Stored data entries:
....................

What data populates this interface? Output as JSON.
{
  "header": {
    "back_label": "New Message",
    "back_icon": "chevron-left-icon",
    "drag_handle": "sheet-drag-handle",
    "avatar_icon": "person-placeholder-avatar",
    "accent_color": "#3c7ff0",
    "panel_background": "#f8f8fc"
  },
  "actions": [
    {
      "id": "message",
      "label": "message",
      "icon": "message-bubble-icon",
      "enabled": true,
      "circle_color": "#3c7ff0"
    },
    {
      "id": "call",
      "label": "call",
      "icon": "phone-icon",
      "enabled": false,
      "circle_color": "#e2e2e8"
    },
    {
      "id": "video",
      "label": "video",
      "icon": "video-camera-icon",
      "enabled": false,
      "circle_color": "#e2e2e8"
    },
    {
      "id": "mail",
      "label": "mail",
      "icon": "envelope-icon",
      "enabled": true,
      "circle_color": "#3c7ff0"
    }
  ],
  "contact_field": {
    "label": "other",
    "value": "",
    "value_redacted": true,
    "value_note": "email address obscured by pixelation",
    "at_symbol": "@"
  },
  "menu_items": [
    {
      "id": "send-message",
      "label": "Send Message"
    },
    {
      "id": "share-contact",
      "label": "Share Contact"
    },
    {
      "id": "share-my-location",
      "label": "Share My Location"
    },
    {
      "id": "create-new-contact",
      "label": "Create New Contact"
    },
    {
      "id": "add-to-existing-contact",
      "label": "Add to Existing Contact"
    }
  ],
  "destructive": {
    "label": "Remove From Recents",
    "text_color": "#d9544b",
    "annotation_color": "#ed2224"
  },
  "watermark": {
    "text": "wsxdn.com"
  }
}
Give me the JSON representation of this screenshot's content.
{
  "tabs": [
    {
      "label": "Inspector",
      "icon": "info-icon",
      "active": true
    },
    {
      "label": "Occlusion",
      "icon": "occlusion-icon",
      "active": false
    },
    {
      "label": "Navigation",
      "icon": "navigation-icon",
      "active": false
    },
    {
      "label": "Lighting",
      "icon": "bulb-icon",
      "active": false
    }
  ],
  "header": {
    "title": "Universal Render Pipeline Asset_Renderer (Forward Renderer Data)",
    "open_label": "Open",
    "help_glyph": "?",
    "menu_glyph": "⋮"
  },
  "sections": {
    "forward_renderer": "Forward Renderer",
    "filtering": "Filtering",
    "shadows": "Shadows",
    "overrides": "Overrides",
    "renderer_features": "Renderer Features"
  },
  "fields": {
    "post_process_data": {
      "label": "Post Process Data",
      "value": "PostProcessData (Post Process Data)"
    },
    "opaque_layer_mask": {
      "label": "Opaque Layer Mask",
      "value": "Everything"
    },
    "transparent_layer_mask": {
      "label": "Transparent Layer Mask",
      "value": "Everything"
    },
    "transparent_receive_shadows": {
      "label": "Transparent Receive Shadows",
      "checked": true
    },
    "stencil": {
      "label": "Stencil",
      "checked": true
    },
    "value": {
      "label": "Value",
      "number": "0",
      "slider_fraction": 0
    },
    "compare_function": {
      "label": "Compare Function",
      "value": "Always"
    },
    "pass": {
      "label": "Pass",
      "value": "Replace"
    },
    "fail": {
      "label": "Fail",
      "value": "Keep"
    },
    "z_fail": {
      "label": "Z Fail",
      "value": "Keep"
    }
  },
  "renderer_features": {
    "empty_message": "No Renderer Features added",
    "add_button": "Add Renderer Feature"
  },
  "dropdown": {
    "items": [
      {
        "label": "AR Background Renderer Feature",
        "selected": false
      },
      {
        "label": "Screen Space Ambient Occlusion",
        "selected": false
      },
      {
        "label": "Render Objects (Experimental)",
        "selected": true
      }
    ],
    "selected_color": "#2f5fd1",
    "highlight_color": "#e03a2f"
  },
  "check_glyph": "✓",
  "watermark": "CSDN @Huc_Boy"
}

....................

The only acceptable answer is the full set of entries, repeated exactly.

What data populates this interface? Output as JSON.
{
  "header": {
    "back_label": "New Message",
    "back_icon": "chevron-left-icon",
    "drag_handle": "sheet-drag-handle",
    "avatar_icon": "person-placeholder-avatar",
    "accent_color": "#3c7ff0",
    "panel_background": "#f8f8fc"
  },
  "actions": [
    {
      "id": "message",
      "label": "message",
      "icon": "message-bubble-icon",
      "enabled": true,
      "circle_color": "#3c7ff0"
    },
    {
      "id": "call",
      "label": "call",
      "icon": "phone-icon",
      "enabled": false,
      "circle_color": "#e2e2e8"
    },
    {
      "id": "video",
      "label": "video",
      "icon": "video-camera-icon",
      "enabled": false,
      "circle_color": "#e2e2e8"
    },
    {
      "id": "mail",
      "label": "mail",
      "icon": "envelope-icon",
      "enabled": true,
      "circle_color": "#3c7ff0"
    }
  ],
  "contact_field": {
    "label": "other",
    "value": "",
    "value_redacted": true,
    "value_note": "email address obscured by pixelation",
    "at_symbol": "@"
  },
  "menu_items": [
    {
      "id": "send-message",
      "label": "Send Message"
    },
    {
      "id": "share-contact",
      "label": "Share Contact"
    },
    {
      "id": "share-my-location",
      "label": "Share My Location"
    },
    {
      "id": "create-new-contact",
      "label": "Create New Contact"
    },
    {
      "id": "add-to-existing-contact",
      "label": "Add to Existing Contact"
    }
  ],
  "destructive": {
    "label": "Remove From Recents",
    "text_color": "#d9544b",
    "annotation_color": "#ed2224"
  },
  "watermark": {
    "text": "wsxdn.com"
  }
}
Give me the JSON representation of this screenshot's content.
{
  "tabs": [
    {
      "label": "Inspector",
      "icon": "info-icon",
      "active": true
    },
    {
      "label": "Occlusion",
      "icon": "occlusion-icon",
      "active": false
    },
    {
      "label": "Navigation",
      "icon": "navigation-icon",
      "active": false
    },
    {
      "label": "Lighting",
      "icon": "bulb-icon",
      "active": false
    }
  ],
  "header": {
    "title": "Universal Render Pipeline Asset_Renderer (Forward Renderer Data)",
    "open_label": "Open",
    "help_glyph": "?",
    "menu_glyph": "⋮"
  },
  "sections": {
    "forward_renderer": "Forward Renderer",
    "filtering": "Filtering",
    "shadows": "Shadows",
    "overrides": "Overrides",
    "renderer_features": "Renderer Features"
  },
  "fields": {
    "post_process_data": {
      "label": "Post Process Data",
      "value": "PostProcessData (Post Process Data)"
    },
    "opaque_layer_mask": {
      "label": "Opaque Layer Mask",
      "value": "Everything"
    },
    "transparent_layer_mask": {
      "label": "Transparent Layer Mask",
      "value": "Everything"
    },
    "transparent_receive_shadows": {
      "label": "Transparent Receive Shadows",
      "checked": true
    },
    "stencil": {
      "label": "Stencil",
      "checked": true
    },
    "value": {
      "label": "Value",
      "number": "0",
      "slider_fraction": 0
    },
    "compare_function": {
      "label": "Compare Function",
      "value": "Always"
    },
    "pass": {
      "label": "Pass",
      "value": "Replace"
    },
    "fail": {
      "label": "Fail",
      "value": "Keep"
    },
    "z_fail": {
      "label": "Z Fail",
      "value": "Keep"
    }
  },
  "renderer_features": {
    "empty_message": "No Renderer Features added",
    "add_button": "Add Renderer Feature"
  },
  "dropdown": {
    "items": [
      {
        "label": "AR Background Renderer Feature",
        "selected": false
      },
      {
        "label": "Screen Space Ambient Occlusion",
        "selected": false
      },
      {
        "label": "Render Objects (Experimental)",
        "selected": true
      }
    ],
    "selected_color": "#2f5fd1",
    "highlight_color": "#e03a2f"
  },
  "check_glyph": "✓",
  "watermark": "CSDN @Huc_Boy"
}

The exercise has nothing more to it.